The audacity of my enterprise really consists in my attempting to act according to this general truth in a particular case — the case, that is, of the phenomena of animal life. I have gone on the assumption that knowledge of animal chemistry, for example, at one extreme, and of human consciousness at the other, would be simple blanks as to meaning but for the relation of the two knowledges to each other and to still more general knowledge of animal life.
Could we imagine a chimpanzee possessed of as much laboratory knowledge of organic chemistry as an Emil Fischer, that knowledge would be really meaningless were the creature's mind that of a chimpanzee in all other respects.
A systematic defense of a conception of zoology based on a general theory of natural knowledge such as this, can not, of course, be thought of in a preface. Indeed, such a conception can not be fully justified by any argument merely for it.

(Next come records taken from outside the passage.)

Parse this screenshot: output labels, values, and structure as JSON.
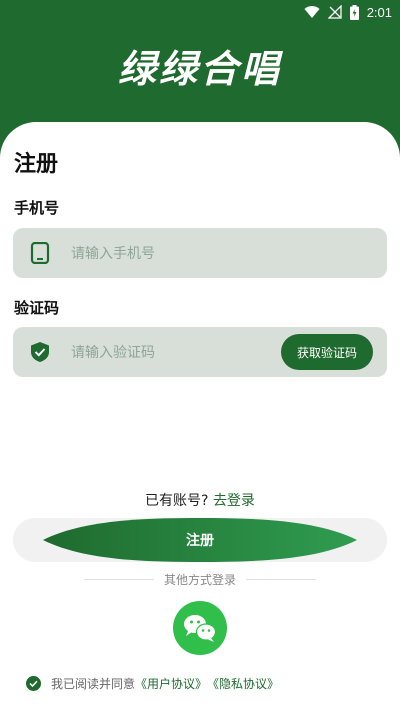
{
  "status_bar": {
    "time": "2:01"
  },
  "app": {
    "title": "绿绿合唱"
  },
  "page": {
    "title": "注册"
  },
  "phone": {
    "label": "手机号",
    "placeholder": "请输入手机号"
  },
  "code": {
    "label": "验证码",
    "placeholder": "请输入验证码",
    "button_label": "获取验证码"
  },
  "login_prompt": {
    "text": "已有账号?",
    "link": "去登录"
  },
  "register": {
    "label": "注册"
  },
  "other_login": {
    "text": "其他方式登录"
  },
  "agreement": {
    "prefix": "我已阅读并同意",
    "user_agreement": "《用户协议》",
    "privacy_agreement": "《隐私协议》"
  },
  "colors": {
    "brand": "#1f6a2e",
    "input_bg": "#d7dfd8",
    "wechat": "#2fbf4a"
  }
}
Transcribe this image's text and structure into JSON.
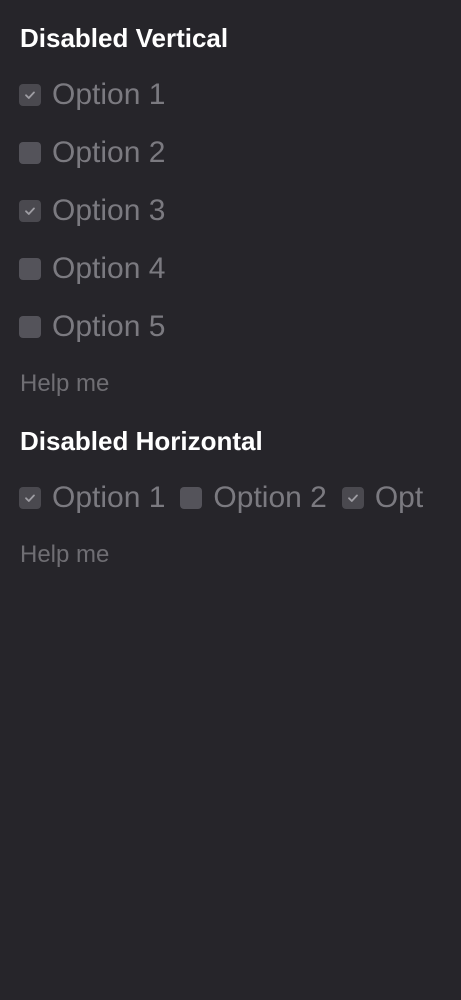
{
  "vertical_group": {
    "title": "Disabled Vertical",
    "options": [
      {
        "label": "Option 1",
        "checked": true
      },
      {
        "label": "Option 2",
        "checked": false
      },
      {
        "label": "Option 3",
        "checked": true
      },
      {
        "label": "Option 4",
        "checked": false
      },
      {
        "label": "Option 5",
        "checked": false
      }
    ],
    "help_text": "Help me",
    "disabled": true
  },
  "horizontal_group": {
    "title": "Disabled Horizontal",
    "options": [
      {
        "label": "Option 1",
        "checked": true
      },
      {
        "label": "Option 2",
        "checked": false
      },
      {
        "label": "Opt",
        "checked": true
      }
    ],
    "help_text": "Help me",
    "disabled": true
  },
  "icons": {
    "checked": "checkmark-icon"
  },
  "colors": {
    "background": "#26252a",
    "title": "#ffffff",
    "option_text": "#7b7a80",
    "help_text": "#6f6e73",
    "checkbox": "#54535a"
  }
}
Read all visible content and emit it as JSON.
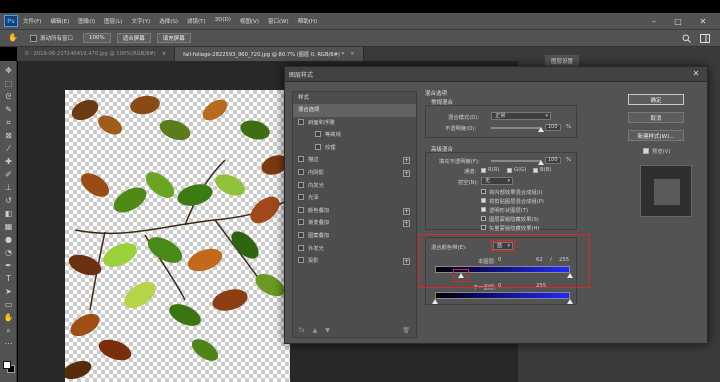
{
  "app": {
    "logo": "Ps"
  },
  "menu": [
    "文件(F)",
    "编辑(E)",
    "图像(I)",
    "图层(L)",
    "文字(Y)",
    "选择(S)",
    "滤镜(T)",
    "3D(D)",
    "视图(V)",
    "窗口(W)",
    "帮助(H)"
  ],
  "options_bar": {
    "scroll_all_label": "滚动所有窗口",
    "zoom": "100%",
    "fit_screen": "适合屏幕",
    "fill_screen": "填充屏幕"
  },
  "tabs": [
    {
      "label": "0 - 2019-06-21T140419.470.jpg @ 100%(RGB/8#)",
      "active": false
    },
    {
      "label": "fall-foliage-2822593_960_720.jpg @ 80.7% (图层 0, RGB/8#) *",
      "active": true
    }
  ],
  "panel": {
    "tab_label": "图层设置"
  },
  "dialog": {
    "title": "图层样式",
    "style_list": {
      "header": "样式",
      "items": [
        {
          "label": "混合选项",
          "selected": true,
          "checkbox": false,
          "plus": false,
          "sub": false
        },
        {
          "label": "斜面和浮雕",
          "checkbox": true,
          "checked": false,
          "plus": false,
          "sub": false
        },
        {
          "label": "等高线",
          "checkbox": true,
          "checked": false,
          "plus": false,
          "sub": true
        },
        {
          "label": "纹理",
          "checkbox": true,
          "checked": false,
          "plus": false,
          "sub": true
        },
        {
          "label": "描边",
          "checkbox": true,
          "checked": false,
          "plus": true,
          "sub": false
        },
        {
          "label": "内阴影",
          "checkbox": true,
          "checked": false,
          "plus": true,
          "sub": false
        },
        {
          "label": "内发光",
          "checkbox": true,
          "checked": false,
          "plus": false,
          "sub": false
        },
        {
          "label": "光泽",
          "checkbox": true,
          "checked": false,
          "plus": false,
          "sub": false
        },
        {
          "label": "颜色叠加",
          "checkbox": true,
          "checked": false,
          "plus": true,
          "sub": false
        },
        {
          "label": "渐变叠加",
          "checkbox": true,
          "checked": false,
          "plus": true,
          "sub": false
        },
        {
          "label": "图案叠加",
          "checkbox": true,
          "checked": false,
          "plus": false,
          "sub": false
        },
        {
          "label": "外发光",
          "checkbox": true,
          "checked": false,
          "plus": false,
          "sub": false
        },
        {
          "label": "投影",
          "checkbox": true,
          "checked": false,
          "plus": true,
          "sub": false
        }
      ],
      "footer_fx": "fx"
    },
    "blend_options": {
      "section_title": "混合选项",
      "general_title": "常规混合",
      "blend_mode_label": "混合模式(D):",
      "blend_mode_value": "正常",
      "opacity_label": "不透明度(O):",
      "opacity_value": "100",
      "opacity_unit": "%",
      "advanced_title": "高级混合",
      "fill_opacity_label": "填充不透明度(F):",
      "fill_opacity_value": "100",
      "fill_opacity_unit": "%",
      "channels_label": "通道:",
      "channel_r": "R(R)",
      "channel_g": "G(G)",
      "channel_b": "B(B)",
      "knockout_label": "挖空(N):",
      "knockout_value": "无",
      "options": [
        {
          "label": "将内部效果混合成组(I)",
          "checked": false
        },
        {
          "label": "将剪贴图层混合成组(P)",
          "checked": true
        },
        {
          "label": "透明形状图层(T)",
          "checked": true
        },
        {
          "label": "图层蒙版隐藏效果(S)",
          "checked": false
        },
        {
          "label": "矢量蒙版隐藏效果(H)",
          "checked": false
        }
      ],
      "blend_if_label": "混合颜色带(E):",
      "blend_if_value": "蓝",
      "this_layer_label": "本图层:",
      "this_layer_min": "0",
      "this_layer_split": "62",
      "this_layer_sep": "/",
      "this_layer_max": "255",
      "underlying_label": "下一图层:",
      "underlying_min": "0",
      "underlying_max": "255"
    },
    "buttons": {
      "ok": "确定",
      "cancel": "取消",
      "new_style": "新建样式(W)...",
      "preview": "预览(V)"
    }
  },
  "colors": {
    "accent_red": "#e0242a",
    "blue_band": "#1f2bff"
  }
}
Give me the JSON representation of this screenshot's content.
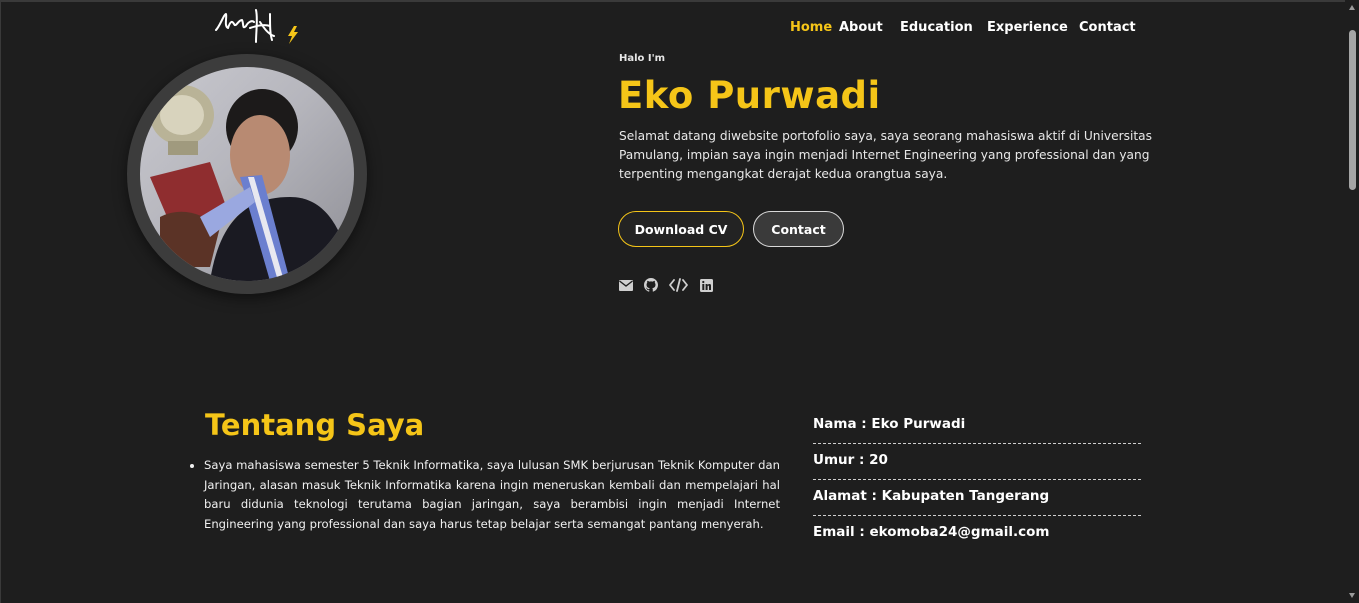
{
  "header": {
    "nav": [
      {
        "label": "Home",
        "active": true
      },
      {
        "label": "About",
        "active": false
      },
      {
        "label": "Education",
        "active": false
      },
      {
        "label": "Experience",
        "active": false
      },
      {
        "label": "Contact",
        "active": false
      }
    ]
  },
  "hero": {
    "greeting": "Halo I'm",
    "name": "Eko Purwadi",
    "description": "Selamat datang diwebsite portofolio saya, saya seorang mahasiswa aktif di Universitas Pamulang, impian saya ingin menjadi Internet Engineering yang professional dan yang terpenting mengangkat derajat kedua orangtua saya.",
    "buttons": {
      "download_cv": "Download CV",
      "contact": "Contact"
    },
    "social_icons": [
      "envelope-icon",
      "github-icon",
      "code-icon",
      "linkedin-icon"
    ]
  },
  "about": {
    "title": "Tentang Saya",
    "text": "Saya mahasiswa semester 5 Teknik Informatika, saya lulusan SMK berjurusan Teknik Komputer dan Jaringan, alasan masuk Teknik Informatika karena ingin meneruskan kembali dan mempelajari hal baru didunia teknologi terutama bagian jaringan, saya berambisi ingin menjadi Internet Engineering yang professional dan saya harus tetap belajar serta semangat pantang menyerah.",
    "info": [
      "Nama : Eko Purwadi",
      "Umur : 20",
      "Alamat : Kabupaten Tangerang",
      "Email : ekomoba24@gmail.com"
    ]
  },
  "colors": {
    "accent": "#f5c518",
    "background": "#1e1e1e",
    "text": "#ffffff"
  }
}
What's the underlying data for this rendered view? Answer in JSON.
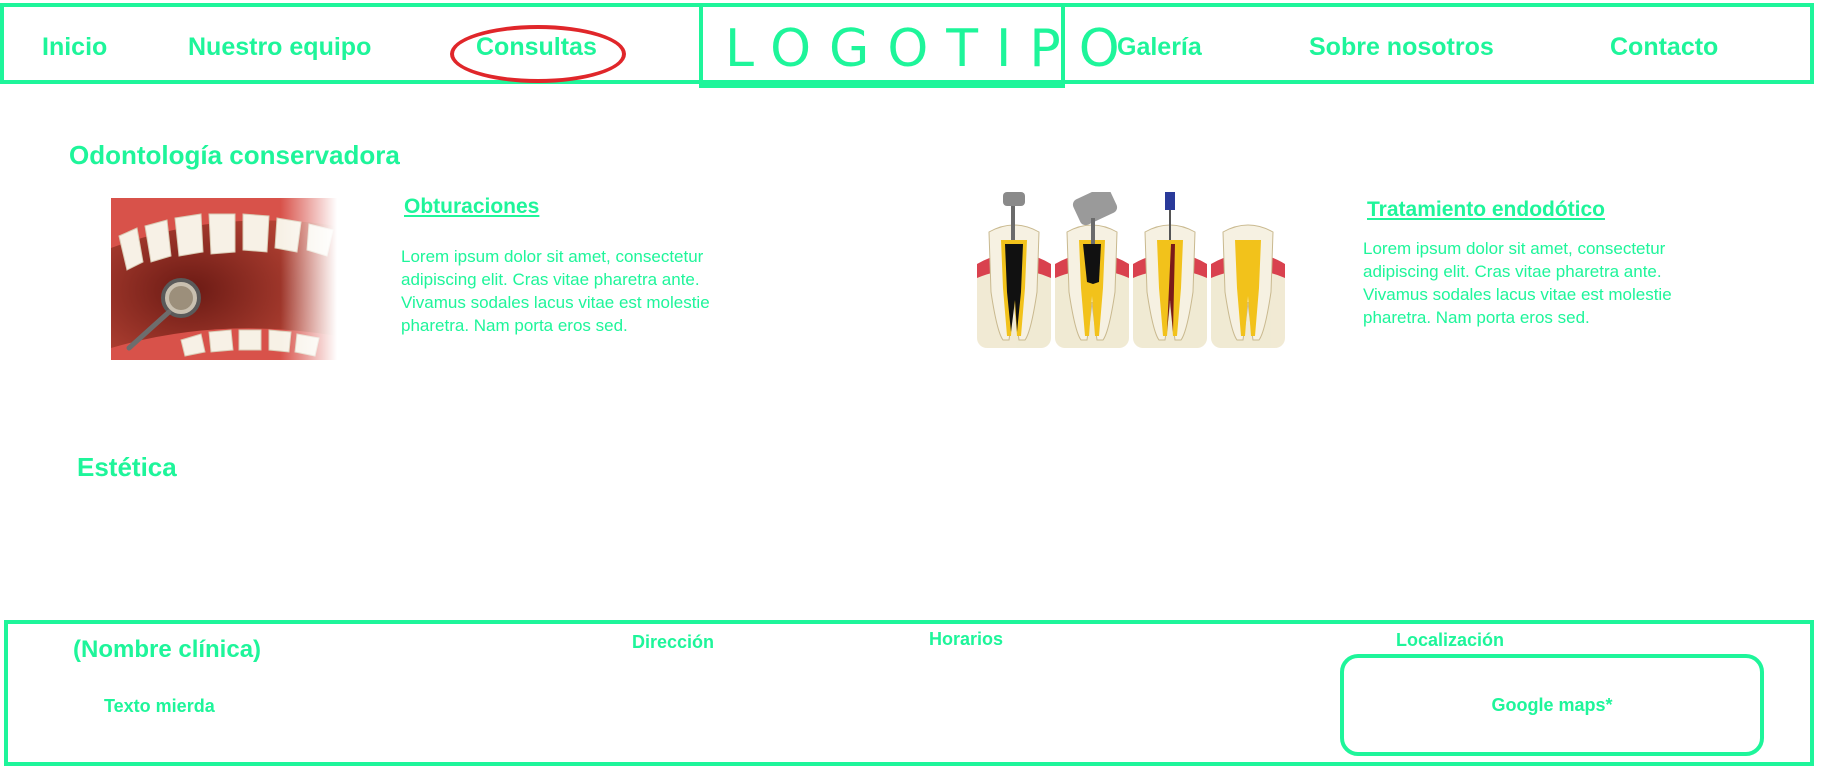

The justification must be found largely in a worked-out application of the conception itself. In other words, the very fabric of this book must be the chief justification sought.